Bill Brydon
Aug 27, 2017 rated it it was amazing  ·  review of another edition
Latinx spec fiction dredging the horrors

"How to assign a date to the birth of fear? How to explain humanity’s obsession with fighting both the beast within, and the enemy within the beast?"
...more
Maureen T Hart
Feb 07, 2019 rated it it was amazing  ·  review of another edition
What a blast

Savage theories has the same madcap, dizzying energy as bolano Savage Detectives. What a ride! Every paragraph takes you someplace you've never been before.
Read this book.

...more
Ben Bush
Jul 29, 2017 added it
Shelves: read-in-2017
You'd be hard pressed to read something else like this. Ideas are described with a physical force. Remorseless, funny. Strong sentences that collide bodies with critical theory. ...more
Rachel C.
This sort of post-modern lit always reads like gibberish to me. @Amanda @Alex - I feel like this is right up your alley.
« previous 1 3 next »
topics  posts  views  last activity   
Tournament of Books: This topic has been closed to new comments. Savage Theories 36 147 Feb 21, 2018 08:21AM  

Readers also enjoyed

  • Le square
  • Fiesta en la madriguera
  • Los peligros de fumar en la cama
  • The Human Condition
  • El año del desierto
  • A Map to the Door of No Return
  • Tierra de mujeres: Una mirada íntima y familiar al mundo rural
  • Ema, the Captive
  • Incidental Inventions
  • Rewind
  • A quién vamos a dejar morir
  • Bravo: Una novela muy española
  • Els dics
  • Pale Horse, Pale Rider
  • Shoplifting from American Apparel
  • Taipei
  • A Gate at the Stairs
  • Hegel, Haiti, and Universal History
See similar books…
145 followers
Pola Oloixarac (Buenos Aires, 13 de septiembre de 1977) es una escritora y traductora argentina. Estudió Filosofía en la Universidad de Buenos Aires y ha publicado artículos sobre arte y tecnología en medios como The Telegraph, The New York Times International, Folha de Sao Paulo, Página 12, Revista Quimera, Etiqueta Negra, Qué Leer, Revista Alfa, América Economía y Brando.
Su primera novela es Las
...more

News & Interviews

Readers have a lot to look forward to this year! Just feast your eyes upon all of these debut books to check out and emerging authors to...
97 likes · 34 comments
“All war is based in deception (cfr. Sun Tzu, “The Art of War”).

Definition of deception: “The practice of deliberately making somebody believe things that are not true.

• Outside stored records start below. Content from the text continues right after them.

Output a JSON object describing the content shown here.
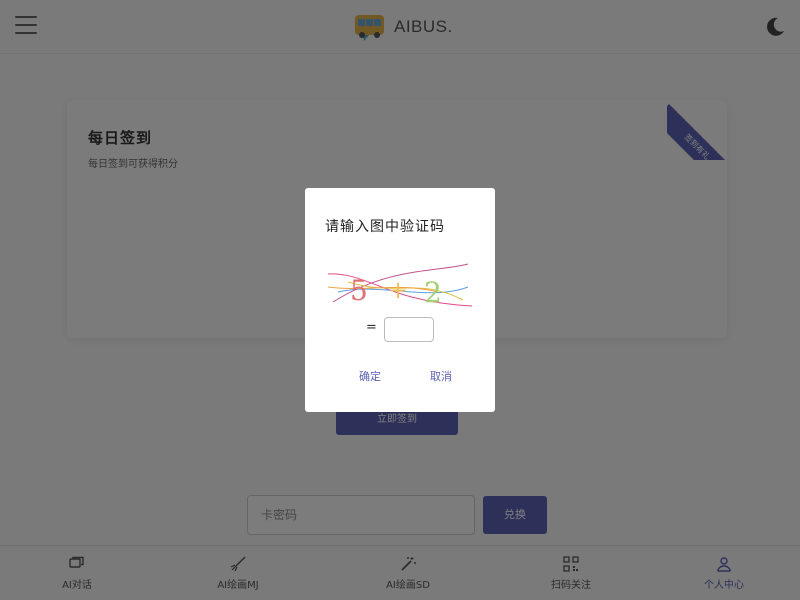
{
  "header": {
    "brand": "AIBUS.",
    "menu_icon": "hamburger-menu-icon",
    "theme_icon": "moon-icon"
  },
  "card": {
    "title": "每日签到",
    "subtitle": "每日签到可获得积分",
    "ribbon": "签到有礼",
    "image": "trophy-icon"
  },
  "background_button": "立即签到",
  "search": {
    "placeholder": "卡密码",
    "button": "兑换"
  },
  "tabs": [
    {
      "label": "AI对话",
      "icon": "chat-icon",
      "active": false
    },
    {
      "label": "AI绘画MJ",
      "icon": "brush-icon",
      "active": false
    },
    {
      "label": "AI绘画SD",
      "icon": "magic-wand-icon",
      "active": false
    },
    {
      "label": "扫码关注",
      "icon": "qrcode-icon",
      "active": false
    },
    {
      "label": "个人中心",
      "icon": "user-icon",
      "active": true
    }
  ],
  "modal": {
    "title": "请输入图中验证码",
    "captcha_text": "5 + 2",
    "equals": "=",
    "input_value": "",
    "confirm": "确定",
    "cancel": "取消"
  },
  "colors": {
    "accent": "#5b62b3",
    "background": "#f5f5f5"
  }
}
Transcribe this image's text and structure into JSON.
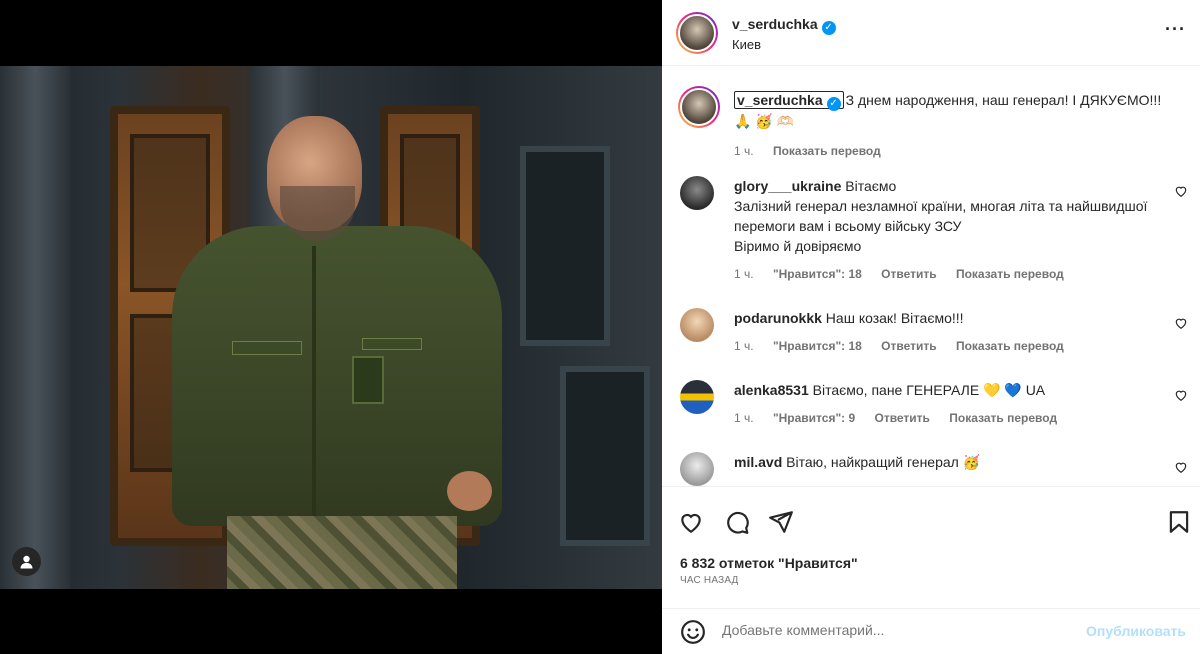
{
  "post": {
    "username": "v_serduchka",
    "location": "Киев",
    "caption": "З днем народження, наш генерал! І ДЯКУЄМО!!! 🙏 🥳 🫶🏻",
    "caption_time": "1 ч.",
    "caption_translate": "Показать перевод"
  },
  "comments": [
    {
      "username": "glory___ukraine",
      "text": "Вітаємо\nЗалізний генерал незламної країни, многая літа та найшвидшої перемоги вам і всьому війську ЗСУ\nВіримо й довіряємо",
      "time": "1 ч.",
      "likes": "\"Нравится\": 18",
      "reply": "Ответить",
      "translate": "Показать перевод"
    },
    {
      "username": "podarunokkk",
      "text": "Наш козак! Вітаємо!!!",
      "time": "1 ч.",
      "likes": "\"Нравится\": 18",
      "reply": "Ответить",
      "translate": "Показать перевод"
    },
    {
      "username": "alenka8531",
      "text": "Вітаємо, пане ГЕНЕРАЛЕ 💛 💙 UA",
      "time": "1 ч.",
      "likes": "\"Нравится\": 9",
      "reply": "Ответить",
      "translate": "Показать перевод"
    },
    {
      "username": "mil.avd",
      "text": "Вітаю, найкращий генерал 🥳",
      "time": "",
      "likes": "",
      "reply": "",
      "translate": ""
    }
  ],
  "actions": {
    "likes_count": "6 832 отметок \"Нравится\"",
    "time_ago": "ЧАС НАЗАД"
  },
  "comment_box": {
    "placeholder": "Добавьте комментарий...",
    "publish_label": "Опубликовать"
  },
  "colors": {
    "accent": "#0095f6",
    "publish_disabled": "#b2dffc",
    "muted": "#737373"
  },
  "icons": [
    "user-tag-icon",
    "verified-icon",
    "more-icon",
    "heart-icon",
    "comment-icon",
    "share-icon",
    "save-icon",
    "emoji-icon"
  ]
}
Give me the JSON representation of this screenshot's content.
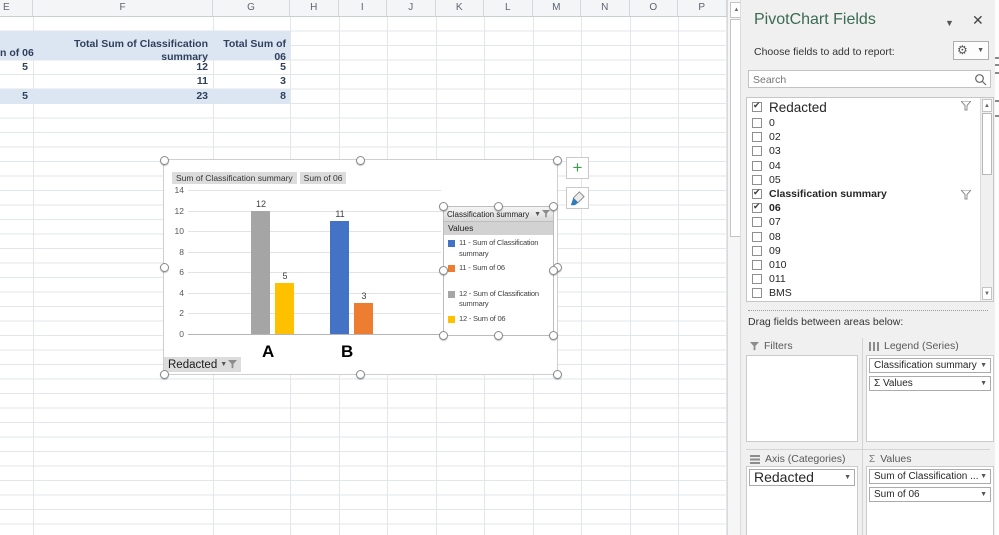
{
  "sheet": {
    "columns": [
      "E",
      "F",
      "G",
      "H",
      "I",
      "J",
      "K",
      "L",
      "M",
      "N",
      "O",
      "P"
    ],
    "scroll_up_arrow": "▲"
  },
  "pivot_table": {
    "col_e_fragment": "n of 06",
    "headers": [
      "Total Sum of Classification summary",
      "Total Sum of 06"
    ],
    "rows": [
      {
        "e": "5",
        "f": "12",
        "g": "5"
      },
      {
        "e": "",
        "f": "11",
        "g": "3"
      }
    ],
    "total": {
      "e": "5",
      "f": "23",
      "g": "8"
    }
  },
  "chart_data": {
    "type": "bar",
    "categories": [
      "A",
      "B"
    ],
    "series": [
      {
        "name": "11 - Sum of Classification summary",
        "color": "#4472c4",
        "values": [
          null,
          11
        ]
      },
      {
        "name": "11 - Sum of 06",
        "color": "#ed7d31",
        "values": [
          null,
          3
        ]
      },
      {
        "name": "12 - Sum of Classification summary",
        "color": "#a5a5a5",
        "values": [
          12,
          null
        ]
      },
      {
        "name": "12 - Sum of 06",
        "color": "#ffc000",
        "values": [
          5,
          null
        ]
      }
    ],
    "data_labels": [
      12,
      5,
      11,
      3
    ],
    "ylim": [
      0,
      14
    ],
    "ytick_step": 2,
    "grid": true,
    "legend_position": "right",
    "field_buttons": [
      "Sum of Classification summary",
      "Sum of 06"
    ],
    "axis_field_button": "Redacted",
    "legend": {
      "header": "Classification summary",
      "values_label": "Values"
    }
  },
  "chart_tools": {
    "add_element_button": "+",
    "style_button": "brush"
  },
  "panel": {
    "title": "PivotChart Fields",
    "choose_label": "Choose fields to add to report:",
    "search_placeholder": "Search",
    "fields": [
      {
        "label": "Redacted",
        "checked": true,
        "bold": false,
        "big": true,
        "filter": true
      },
      {
        "label": "0",
        "checked": false
      },
      {
        "label": "02",
        "checked": false
      },
      {
        "label": "03",
        "checked": false
      },
      {
        "label": "04",
        "checked": false
      },
      {
        "label": "05",
        "checked": false
      },
      {
        "label": "Classification summary",
        "checked": true,
        "bold": true,
        "filter": true
      },
      {
        "label": "06",
        "checked": true,
        "bold": true
      },
      {
        "label": "07",
        "checked": false
      },
      {
        "label": "08",
        "checked": false
      },
      {
        "label": "09",
        "checked": false
      },
      {
        "label": "010",
        "checked": false
      },
      {
        "label": "011",
        "checked": false
      },
      {
        "label": "BMS",
        "checked": false
      }
    ],
    "drag_label": "Drag fields between areas below:",
    "areas": {
      "filters": {
        "title": "Filters",
        "pills": []
      },
      "legend": {
        "title": "Legend (Series)",
        "pills": [
          "Classification summary",
          "Σ Values"
        ]
      },
      "axis": {
        "title": "Axis (Categories)",
        "pills": [
          "Redacted"
        ]
      },
      "values": {
        "title": "Values",
        "pills": [
          "Sum of Classification ...",
          "Sum of 06"
        ]
      }
    }
  },
  "colors": {
    "pivot_band": "#dce6f2",
    "panel_title": "#3a6b52",
    "bar_blue": "#4472c4",
    "bar_orange": "#ed7d31",
    "bar_gray": "#a5a5a5",
    "bar_yellow": "#ffc000"
  }
}
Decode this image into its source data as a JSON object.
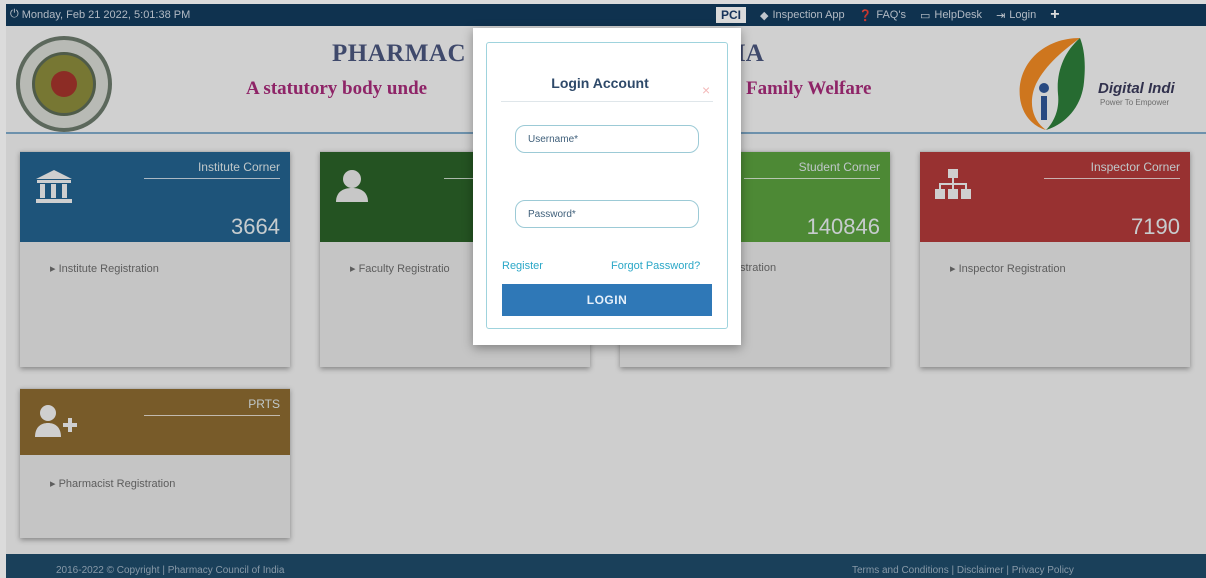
{
  "topbar": {
    "datetime": "Monday, Feb 21 2022, 5:01:38 PM",
    "pci_badge": "PCI",
    "items": [
      {
        "label": "Inspection App",
        "icon": "diamond-icon"
      },
      {
        "label": "FAQ's",
        "icon": "question-circle-icon"
      },
      {
        "label": "HelpDesk",
        "icon": "monitor-icon"
      },
      {
        "label": "Login",
        "icon": "sign-in-icon"
      }
    ],
    "plus_icon": "plus-icon"
  },
  "header": {
    "title_left": "PHARMAC",
    "title_right": "DIA",
    "subtitle_left": "A statutory body unde",
    "subtitle_right": "Family Welfare",
    "logo_text": "Digital Indi",
    "logo_tagline": "Power To Empower"
  },
  "cards": [
    {
      "title": "Institute Corner",
      "count": "3664",
      "link": "Institute Registration",
      "icon": "institution-icon",
      "color": "#23628e"
    },
    {
      "title": "",
      "count": "",
      "link": "Faculty Registratio",
      "icon": "user-icon",
      "color": "#2b6128"
    },
    {
      "title": "Student Corner",
      "count": "140846",
      "link": "stration",
      "icon": "",
      "color": "#5aa03e"
    },
    {
      "title": "Inspector Corner",
      "count": "7190",
      "link": "Inspector Registration",
      "icon": "sitemap-icon",
      "color": "#b23a3a"
    },
    {
      "title": "PRTS",
      "count": "",
      "link": "Pharmacist Registration",
      "icon": "user-plus-icon",
      "color": "#8c6a30"
    }
  ],
  "footer": {
    "left": "2016-2022 © Copyright | Pharmacy Council of India",
    "right": "Terms and Conditions | Disclaimer | Privacy Policy"
  },
  "modal": {
    "title": "Login Account",
    "close": "×",
    "username_placeholder": "Username*",
    "password_placeholder": "Password*",
    "register": "Register",
    "forgot": "Forgot Password?",
    "login_button": "LOGIN"
  }
}
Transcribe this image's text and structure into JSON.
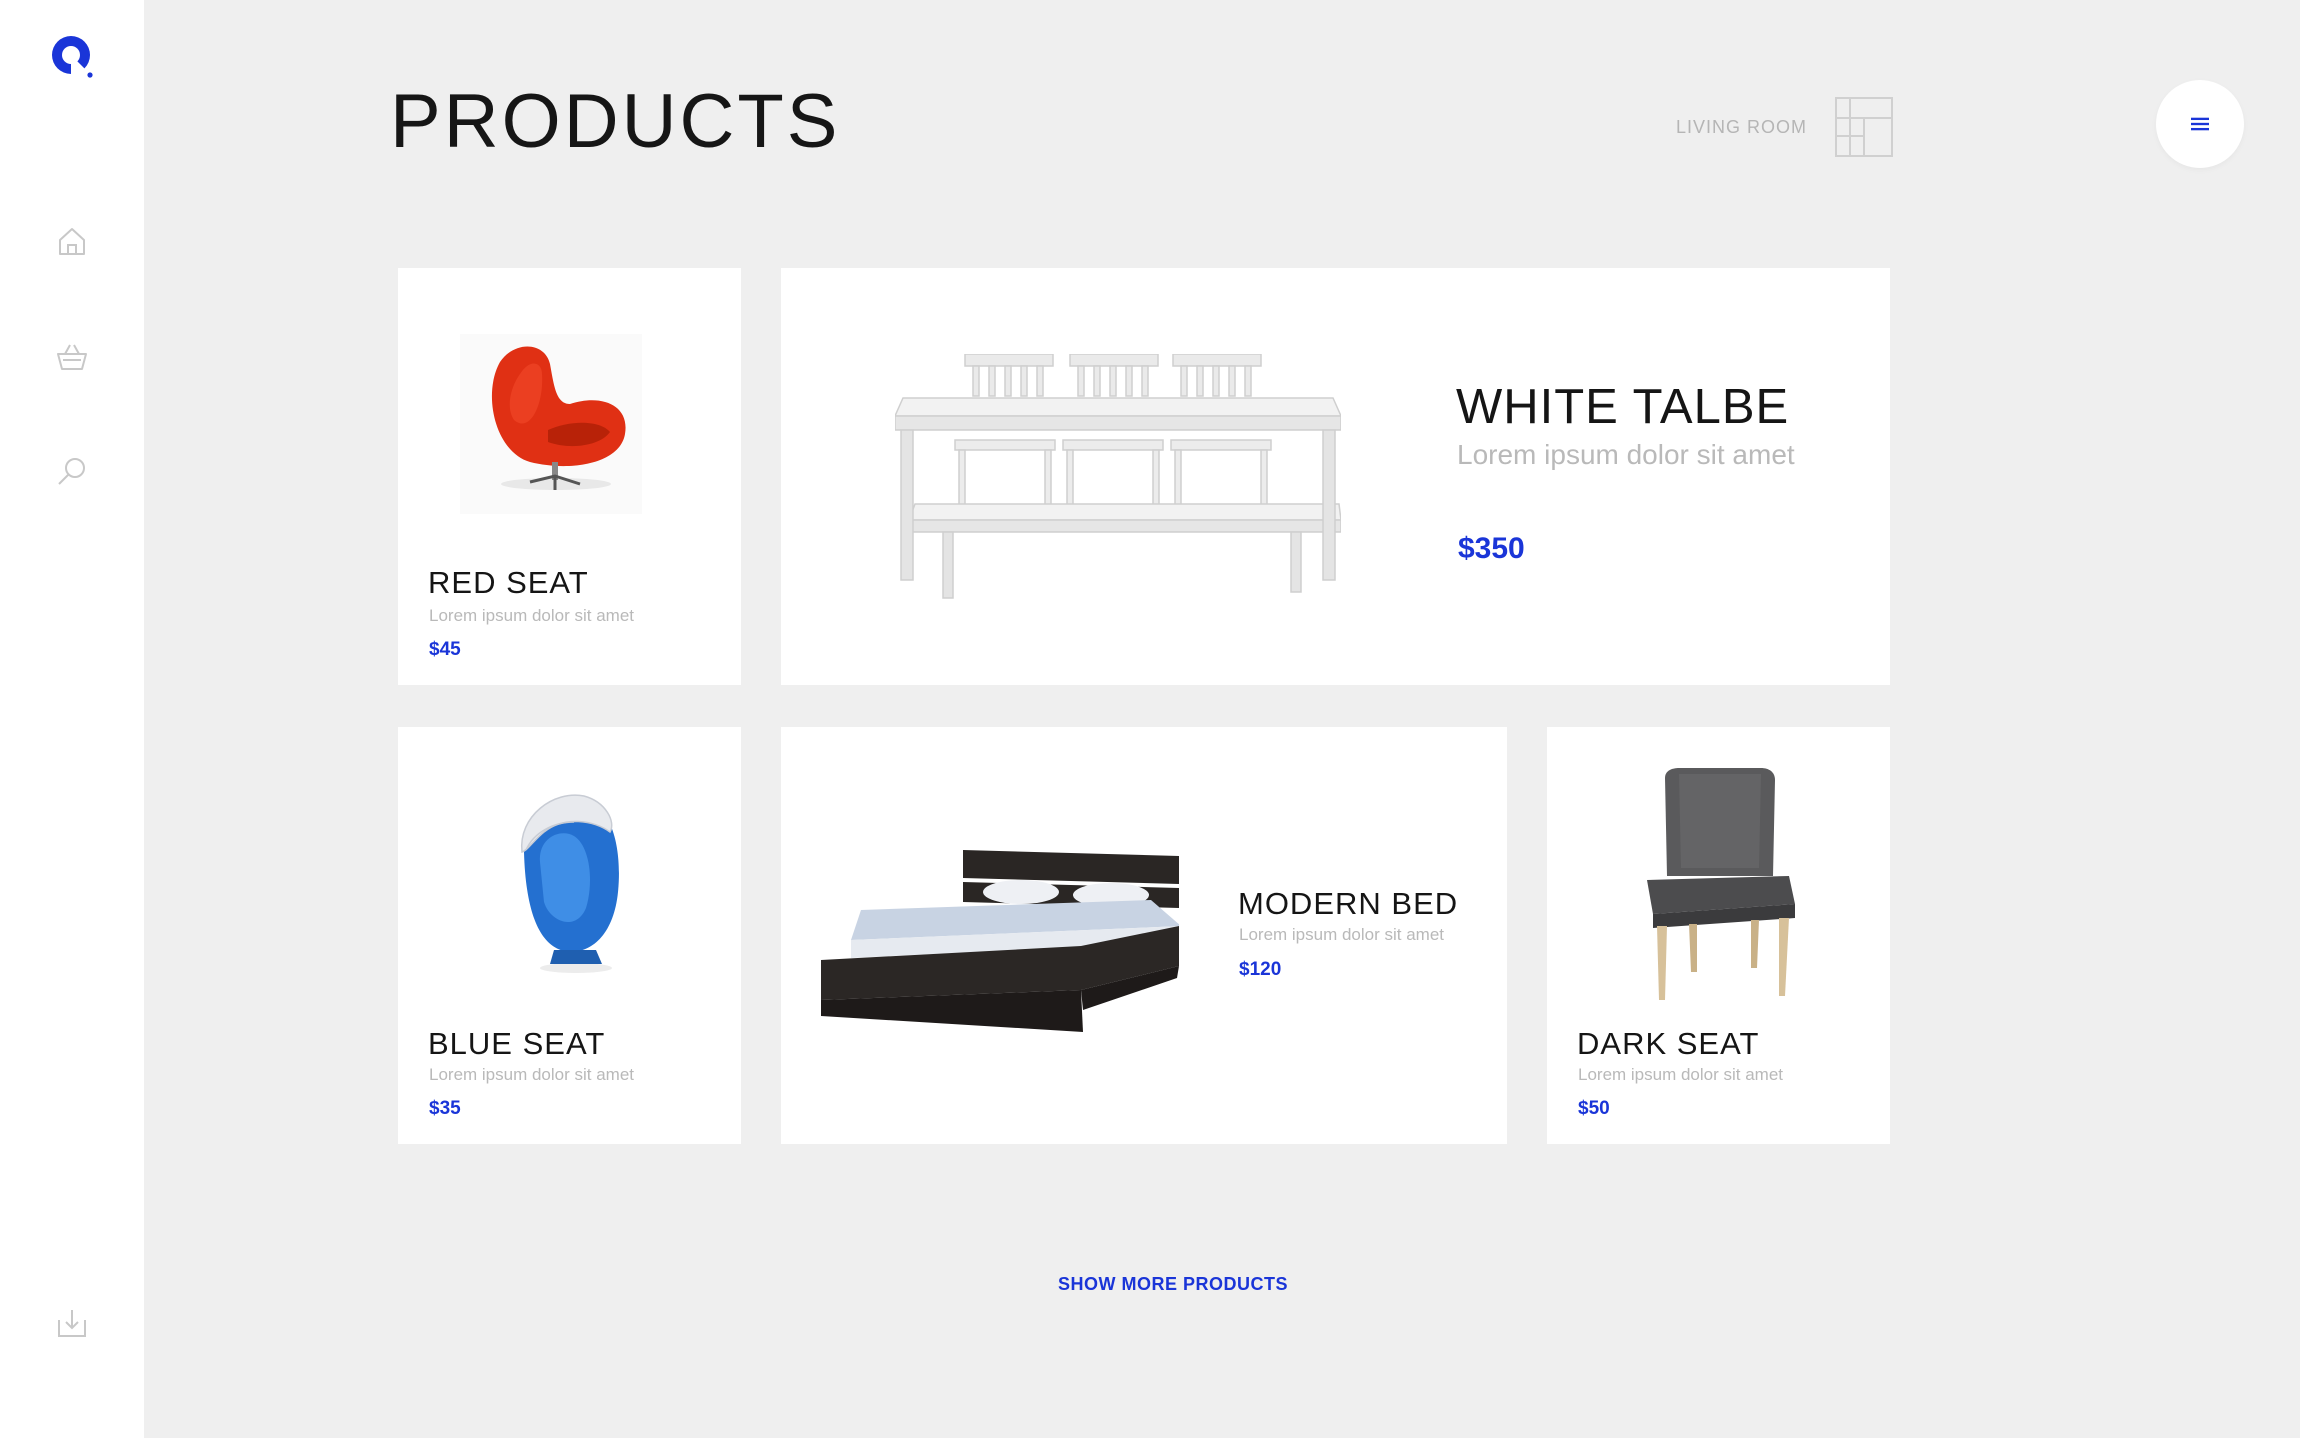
{
  "header": {
    "title": "PRODUCTS",
    "room_label": "LIVING ROOM"
  },
  "sidebar": {
    "icons": [
      "home-icon",
      "basket-icon",
      "search-icon",
      "download-icon"
    ]
  },
  "products": {
    "red_seat": {
      "name": "RED SEAT",
      "desc": "Lorem ipsum dolor sit amet",
      "price": "$45"
    },
    "white_table": {
      "name": "WHITE TALBE",
      "desc": "Lorem ipsum dolor sit amet",
      "price": "$350"
    },
    "blue_seat": {
      "name": "BLUE SEAT",
      "desc": "Lorem ipsum dolor sit amet",
      "price": "$35"
    },
    "modern_bed": {
      "name": "MODERN BED",
      "desc": "Lorem ipsum dolor sit amet",
      "price": "$120"
    },
    "dark_seat": {
      "name": "DARK SEAT",
      "desc": "Lorem ipsum dolor sit amet",
      "price": "$50"
    }
  },
  "footer": {
    "show_more": "SHOW MORE PRODUCTS"
  },
  "colors": {
    "accent": "#1a35d8",
    "background": "#efefef",
    "card": "#ffffff",
    "muted_text": "#b9b9b9"
  }
}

An act, a trick or device entended to deceive somebody”.

Thus, all war is based in metaphor.

All war necessarily perfects itself in poetry.

Poetry (since indefinable) is the sense of seduction.

Therefore, all war is the storytelling of seduction, and seduction is the nature of war.”
25 likes
“Pues tu teoría se queda incompleta sin mí.” 10 likes
More quotes…